PROBLEM: Across the listing below, how many lines contain the string "active"? Only the number is needed.

>>

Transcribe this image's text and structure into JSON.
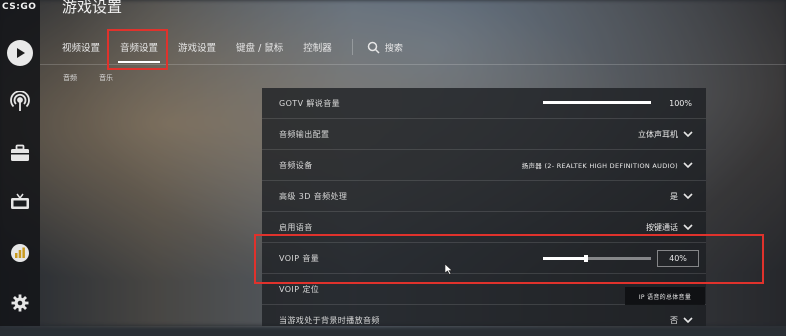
{
  "app": {
    "logo": "CS:GO",
    "title": "游戏设置"
  },
  "sidebar": {
    "items": [
      {
        "icon": "play-icon"
      },
      {
        "icon": "broadcast-icon"
      },
      {
        "icon": "briefcase-icon"
      },
      {
        "icon": "tv-icon"
      },
      {
        "icon": "stats-badge-icon"
      },
      {
        "icon": "gear-icon"
      }
    ]
  },
  "tabs": [
    {
      "label": "视频设置"
    },
    {
      "label": "音频设置",
      "active": true
    },
    {
      "label": "游戏设置"
    },
    {
      "label": "键盘 / 鼠标"
    },
    {
      "label": "控制器"
    }
  ],
  "search": {
    "label": "搜索"
  },
  "subtabs": [
    {
      "label": "音频"
    },
    {
      "label": "音乐"
    }
  ],
  "settings": [
    {
      "label": "GOTV 解说音量",
      "type": "slider",
      "value": "100%",
      "level": 1.0
    },
    {
      "label": "音频输出配置",
      "type": "select",
      "value": "立体声耳机"
    },
    {
      "label": "音频设备",
      "type": "select",
      "value": "扬声器 (2- REALTEK HIGH DEFINITION AUDIO)"
    },
    {
      "label": "高级 3D 音频处理",
      "type": "select",
      "value": "是"
    },
    {
      "label": "启用语音",
      "type": "select",
      "value": "按键通话"
    },
    {
      "label": "VOIP 音量",
      "type": "slider-box",
      "value": "40%",
      "level": 0.4
    },
    {
      "label": "VOIP 定位",
      "type": "none",
      "value": ""
    },
    {
      "label": "当游戏处于背景时播放音频",
      "type": "select",
      "value": "否"
    }
  ],
  "tooltip": {
    "text": "IP 语音的总体音量"
  },
  "colors": {
    "highlight": "#e0322c",
    "panel": "#1c1f23"
  }
}
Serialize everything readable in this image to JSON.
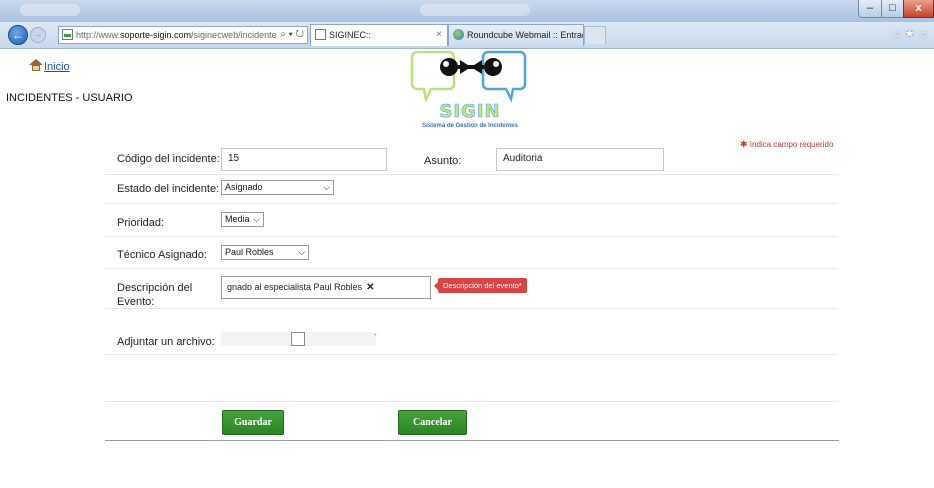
{
  "browser": {
    "address_prefix": "http://www.",
    "address_domain": "soporte-sigin.com",
    "address_suffix": "/siginecweb/incidente",
    "address_tools": "⌕ ▾ ↻",
    "tabs": [
      {
        "title": "SIGINEC::",
        "close": "×",
        "active": true
      },
      {
        "title": "Roundcube Webmail :: Entrada",
        "active": false
      }
    ],
    "window_buttons": {
      "minimize": "–",
      "maximize": "□",
      "close": "x"
    },
    "tool_icons": "⌂★☼"
  },
  "nav": {
    "home_label": "Inicio"
  },
  "page": {
    "title": "INCIDENTES - USUARIO"
  },
  "logo": {
    "name": "SIGIN",
    "subtitle": "Sistema de Gestion de Incidentes"
  },
  "required_note": {
    "marker": "✱",
    "text": "Indica campo requerido"
  },
  "form": {
    "codigo": {
      "label": "Código del incidente:",
      "value": "15"
    },
    "asunto": {
      "label": "Asunto:",
      "value": "Auditoria"
    },
    "estado": {
      "label": "Estado del incidente:",
      "value": "Asignado"
    },
    "prioridad": {
      "label": "Prioridad:",
      "value": "Media"
    },
    "tecnico": {
      "label": "Técnico Asignado:",
      "value": "Paul Robles"
    },
    "descripcion": {
      "label_line1": "Descripción del",
      "label_line2": "Evento:",
      "value": "gnado al especialista Paul Robles",
      "clear": "✕",
      "tooltip": "Descripción del evento*"
    },
    "adjuntar": {
      "label": "Adjuntar un archivo:",
      "dash": "-"
    }
  },
  "buttons": {
    "save": "Guardar",
    "cancel": "Cancelar"
  },
  "colors": {
    "button_green": "#359530",
    "link_blue": "#1a4fb5",
    "required_red": "#c0392b",
    "tooltip_red": "#d94545"
  }
}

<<

SOLUTION TO THE EXERCISE: 3